» Records:
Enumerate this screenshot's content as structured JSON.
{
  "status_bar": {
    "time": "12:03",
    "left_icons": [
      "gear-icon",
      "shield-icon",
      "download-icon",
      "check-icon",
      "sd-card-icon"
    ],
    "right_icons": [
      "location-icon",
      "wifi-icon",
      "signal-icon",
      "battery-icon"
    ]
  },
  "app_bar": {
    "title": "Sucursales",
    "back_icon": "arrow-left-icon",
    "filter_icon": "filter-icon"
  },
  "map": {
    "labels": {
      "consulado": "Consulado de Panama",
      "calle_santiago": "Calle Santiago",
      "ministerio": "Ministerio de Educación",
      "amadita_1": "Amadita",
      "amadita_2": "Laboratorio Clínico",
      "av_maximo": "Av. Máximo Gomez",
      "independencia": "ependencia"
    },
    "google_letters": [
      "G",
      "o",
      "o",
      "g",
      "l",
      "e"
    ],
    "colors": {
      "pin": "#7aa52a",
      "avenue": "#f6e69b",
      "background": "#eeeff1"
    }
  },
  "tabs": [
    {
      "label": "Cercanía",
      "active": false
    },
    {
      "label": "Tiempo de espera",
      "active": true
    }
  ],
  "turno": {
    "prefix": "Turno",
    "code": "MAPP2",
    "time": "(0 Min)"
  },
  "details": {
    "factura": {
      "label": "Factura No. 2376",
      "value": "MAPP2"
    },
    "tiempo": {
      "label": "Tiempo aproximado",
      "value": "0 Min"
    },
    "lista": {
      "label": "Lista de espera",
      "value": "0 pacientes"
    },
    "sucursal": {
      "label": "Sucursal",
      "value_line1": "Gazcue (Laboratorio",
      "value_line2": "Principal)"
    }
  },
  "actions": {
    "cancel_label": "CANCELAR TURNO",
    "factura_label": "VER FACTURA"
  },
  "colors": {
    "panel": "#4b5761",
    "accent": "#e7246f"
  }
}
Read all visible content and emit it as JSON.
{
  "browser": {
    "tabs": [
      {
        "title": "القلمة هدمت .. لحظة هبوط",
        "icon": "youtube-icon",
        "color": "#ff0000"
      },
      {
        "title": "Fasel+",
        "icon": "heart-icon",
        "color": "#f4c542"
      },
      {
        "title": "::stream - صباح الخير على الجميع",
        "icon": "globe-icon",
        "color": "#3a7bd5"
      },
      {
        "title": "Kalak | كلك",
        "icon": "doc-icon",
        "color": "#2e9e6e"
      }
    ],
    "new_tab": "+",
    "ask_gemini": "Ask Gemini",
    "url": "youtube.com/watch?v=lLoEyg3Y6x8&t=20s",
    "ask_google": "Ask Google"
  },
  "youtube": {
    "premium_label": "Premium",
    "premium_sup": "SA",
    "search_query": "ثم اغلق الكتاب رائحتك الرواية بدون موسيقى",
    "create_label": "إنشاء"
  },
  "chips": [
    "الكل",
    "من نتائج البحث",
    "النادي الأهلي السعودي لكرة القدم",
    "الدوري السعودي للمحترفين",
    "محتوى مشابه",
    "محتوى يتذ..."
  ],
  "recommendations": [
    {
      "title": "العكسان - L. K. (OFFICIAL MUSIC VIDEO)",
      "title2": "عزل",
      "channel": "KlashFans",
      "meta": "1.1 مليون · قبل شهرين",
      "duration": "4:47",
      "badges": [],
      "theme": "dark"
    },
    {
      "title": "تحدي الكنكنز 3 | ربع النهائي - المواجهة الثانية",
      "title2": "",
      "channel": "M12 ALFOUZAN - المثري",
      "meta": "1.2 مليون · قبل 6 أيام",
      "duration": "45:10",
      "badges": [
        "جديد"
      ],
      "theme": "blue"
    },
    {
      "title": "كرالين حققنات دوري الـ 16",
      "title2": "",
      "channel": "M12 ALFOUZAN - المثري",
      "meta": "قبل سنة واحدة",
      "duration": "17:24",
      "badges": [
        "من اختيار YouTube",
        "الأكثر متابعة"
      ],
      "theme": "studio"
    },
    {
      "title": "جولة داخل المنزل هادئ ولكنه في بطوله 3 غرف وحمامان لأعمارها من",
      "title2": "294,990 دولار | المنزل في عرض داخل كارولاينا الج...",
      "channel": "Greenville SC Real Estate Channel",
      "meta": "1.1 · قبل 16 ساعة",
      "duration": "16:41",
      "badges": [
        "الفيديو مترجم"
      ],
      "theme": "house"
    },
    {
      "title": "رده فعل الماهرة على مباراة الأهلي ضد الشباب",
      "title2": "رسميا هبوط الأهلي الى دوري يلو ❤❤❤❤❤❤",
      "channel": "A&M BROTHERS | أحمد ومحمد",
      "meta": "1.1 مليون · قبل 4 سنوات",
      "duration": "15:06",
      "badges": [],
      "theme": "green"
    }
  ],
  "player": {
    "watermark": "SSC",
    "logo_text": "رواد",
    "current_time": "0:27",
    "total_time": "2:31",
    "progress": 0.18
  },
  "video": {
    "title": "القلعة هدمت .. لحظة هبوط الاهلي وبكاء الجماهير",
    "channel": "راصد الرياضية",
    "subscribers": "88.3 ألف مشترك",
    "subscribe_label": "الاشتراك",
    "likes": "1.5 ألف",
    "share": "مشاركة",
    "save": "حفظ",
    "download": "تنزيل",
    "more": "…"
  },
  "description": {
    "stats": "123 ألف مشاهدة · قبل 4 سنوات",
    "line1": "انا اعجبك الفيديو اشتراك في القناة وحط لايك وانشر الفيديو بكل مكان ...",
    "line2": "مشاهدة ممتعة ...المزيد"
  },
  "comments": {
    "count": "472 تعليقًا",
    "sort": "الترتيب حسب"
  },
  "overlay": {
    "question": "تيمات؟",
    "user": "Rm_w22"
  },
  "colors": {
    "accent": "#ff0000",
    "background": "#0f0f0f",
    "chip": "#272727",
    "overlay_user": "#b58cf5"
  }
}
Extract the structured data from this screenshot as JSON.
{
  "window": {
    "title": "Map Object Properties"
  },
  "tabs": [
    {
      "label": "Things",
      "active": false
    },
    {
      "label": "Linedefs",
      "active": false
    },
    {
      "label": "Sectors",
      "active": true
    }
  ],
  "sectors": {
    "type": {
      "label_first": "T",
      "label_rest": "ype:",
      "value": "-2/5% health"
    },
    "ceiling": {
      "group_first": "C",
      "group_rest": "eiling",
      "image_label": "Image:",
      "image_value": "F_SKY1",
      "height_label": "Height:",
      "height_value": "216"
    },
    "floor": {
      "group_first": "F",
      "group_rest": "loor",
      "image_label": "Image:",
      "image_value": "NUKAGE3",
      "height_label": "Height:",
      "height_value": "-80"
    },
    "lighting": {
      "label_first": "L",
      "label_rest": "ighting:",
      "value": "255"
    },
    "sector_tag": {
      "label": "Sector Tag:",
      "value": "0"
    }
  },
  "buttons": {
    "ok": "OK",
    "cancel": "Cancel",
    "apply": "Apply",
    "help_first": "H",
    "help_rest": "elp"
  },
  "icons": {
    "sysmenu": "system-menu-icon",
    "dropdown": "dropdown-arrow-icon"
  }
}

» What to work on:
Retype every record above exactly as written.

» The completed task:
Enumerate this screenshot's content as structured JSON.
{
  "status_bar": {
    "time": "12:03",
    "left_icons": [
      "gear-icon",
      "shield-icon",
      "download-icon",
      "check-icon",
      "sd-card-icon"
    ],
    "right_icons": [
      "location-icon",
      "wifi-icon",
      "signal-icon",
      "battery-icon"
    ]
  },
  "app_bar": {
    "title": "Sucursales",
    "back_icon": "arrow-left-icon",
    "filter_icon": "filter-icon"
  },
  "map": {
    "labels": {
      "consulado": "Consulado de Panama",
      "calle_santiago": "Calle Santiago",
      "ministerio": "Ministerio de Educación",
      "amadita_1": "Amadita",
      "amadita_2": "Laboratorio Clínico",
      "av_maximo": "Av. Máximo Gomez",
      "independencia": "ependencia"
    },
    "google_letters": [
      "G",
      "o",
      "o",
      "g",
      "l",
      "e"
    ],
    "colors": {
      "pin": "#7aa52a",
      "avenue": "#f6e69b",
      "background": "#eeeff1"
    }
  },
  "tabs": [
    {
      "label": "Cercanía",
      "active": false
    },
    {
      "label": "Tiempo de espera",
      "active": true
    }
  ],
  "turno": {
    "prefix": "Turno",
    "code": "MAPP2",
    "time": "(0 Min)"
  },
  "details": {
    "factura": {
      "label": "Factura No. 2376",
      "value": "MAPP2"
    },
    "tiempo": {
      "label": "Tiempo aproximado",
      "value": "0 Min"
    },
    "lista": {
      "label": "Lista de espera",
      "value": "0 pacientes"
    },
    "sucursal": {
      "label": "Sucursal",
      "value_line1": "Gazcue (Laboratorio",
      "value_line2": "Principal)"
    }
  },
  "actions": {
    "cancel_label": "CANCELAR TURNO",
    "factura_label": "VER FACTURA"
  },
  "colors": {
    "panel": "#4b5761",
    "accent": "#e7246f"
  }
}
Read all visible content and emit it as JSON.
{
  "browser": {
    "tabs": [
      {
        "title": "القلمة هدمت .. لحظة هبوط",
        "icon": "youtube-icon",
        "color": "#ff0000"
      },
      {
        "title": "Fasel+",
        "icon": "heart-icon",
        "color": "#f4c542"
      },
      {
        "title": "::stream - صباح الخير على الجميع",
        "icon": "globe-icon",
        "color": "#3a7bd5"
      },
      {
        "title": "Kalak | كلك",
        "icon": "doc-icon",
        "color": "#2e9e6e"
      }
    ],
    "new_tab": "+",
    "ask_gemini": "Ask Gemini",
    "url": "youtube.com/watch?v=lLoEyg3Y6x8&t=20s",
    "ask_google": "Ask Google"
  },
  "youtube": {
    "premium_label": "Premium",
    "premium_sup": "SA",
    "search_query": "ثم اغلق الكتاب رائحتك الرواية بدون موسيقى",
    "create_label": "إنشاء"
  },
  "chips": [
    "الكل",
    "من نتائج البحث",
    "النادي الأهلي السعودي لكرة القدم",
    "الدوري السعودي للمحترفين",
    "محتوى مشابه",
    "محتوى يتذ..."
  ],
  "recommendations": [
    {
      "title": "العكسان - L. K. (OFFICIAL MUSIC VIDEO)",
      "title2": "عزل",
      "channel": "KlashFans",
      "meta": "1.1 مليون · قبل شهرين",
      "duration": "4:47",
      "badges": [],
      "theme": "dark"
    },
    {
      "title": "تحدي الكنكنز 3 | ربع النهائي - المواجهة الثانية",
      "title2": "",
      "channel": "M12 ALFOUZAN - المثري",
      "meta": "1.2 مليون · قبل 6 أيام",
      "duration": "45:10",
      "badges": [
        "جديد"
      ],
      "theme": "blue"
    },
    {
      "title": "كرالين حققنات دوري الـ 16",
      "title2": "",
      "channel": "M12 ALFOUZAN - المثري",
      "meta": "قبل سنة واحدة",
      "duration": "17:24",
      "badges": [
        "من اختيار YouTube",
        "الأكثر متابعة"
      ],
      "theme": "studio"
    },
    {
      "title": "جولة داخل المنزل هادئ ولكنه في بطوله 3 غرف وحمامان لأعمارها من",
      "title2": "294,990 دولار | المنزل في عرض داخل كارولاينا الج...",
      "channel": "Greenville SC Real Estate Channel",
      "meta": "1.1 · قبل 16 ساعة",
      "duration": "16:41",
      "badges": [
        "الفيديو مترجم"
      ],
      "theme": "house"
    },
    {
      "title": "رده فعل الماهرة على مباراة الأهلي ضد الشباب",
      "title2": "رسميا هبوط الأهلي الى دوري يلو ❤❤❤❤❤❤",
      "channel": "A&M BROTHERS | أحمد ومحمد",
      "meta": "1.1 مليون · قبل 4 سنوات",
      "duration": "15:06",
      "badges": [],
      "theme": "green"
    }
  ],
  "player": {
    "watermark": "SSC",
    "logo_text": "رواد",
    "current_time": "0:27",
    "total_time": "2:31",
    "progress": 0.18
  },
  "video": {
    "title": "القلعة هدمت .. لحظة هبوط الاهلي وبكاء الجماهير",
    "channel": "راصد الرياضية",
    "subscribers": "88.3 ألف مشترك",
    "subscribe_label": "الاشتراك",
    "likes": "1.5 ألف",
    "share": "مشاركة",
    "save": "حفظ",
    "download": "تنزيل",
    "more": "…"
  },
  "description": {
    "stats": "123 ألف مشاهدة · قبل 4 سنوات",
    "line1": "انا اعجبك الفيديو اشتراك في القناة وحط لايك وانشر الفيديو بكل مكان ...",
    "line2": "مشاهدة ممتعة ...المزيد"
  },
  "comments": {
    "count": "472 تعليقًا",
    "sort": "الترتيب حسب"
  },
  "overlay": {
    "question": "تيمات؟",
    "user": "Rm_w22"
  },
  "colors": {
    "accent": "#ff0000",
    "background": "#0f0f0f",
    "chip": "#272727",
    "overlay_user": "#b58cf5"
  }
}
Extract the structured data from this screenshot as JSON.
{
  "window": {
    "title": "Map Object Properties"
  },
  "tabs": [
    {
      "label": "Things",
      "active": false
    },
    {
      "label": "Linedefs",
      "active": false
    },
    {
      "label": "Sectors",
      "active": true
    }
  ],
  "sectors": {
    "type": {
      "label_first": "T",
      "label_rest": "ype:",
      "value": "-2/5% health"
    },
    "ceiling": {
      "group_first": "C",
      "group_rest": "eiling",
      "image_label": "Image:",
      "image_value": "F_SKY1",
      "height_label": "Height:",
      "height_value": "216"
    },
    "floor": {
      "group_first": "F",
      "group_rest": "loor",
      "image_label": "Image:",
      "image_value": "NUKAGE3",
      "height_label": "Height:",
      "height_value": "-80"
    },
    "lighting": {
      "label_first": "L",
      "label_rest": "ighting:",
      "value": "255"
    },
    "sector_tag": {
      "label": "Sector Tag:",
      "value": "0"
    }
  },
  "buttons": {
    "ok": "OK",
    "cancel": "Cancel",
    "apply": "Apply",
    "help_first": "H",
    "help_rest": "elp"
  },
  "icons": {
    "sysmenu": "system-menu-icon",
    "dropdown": "dropdown-arrow-icon"
  }
}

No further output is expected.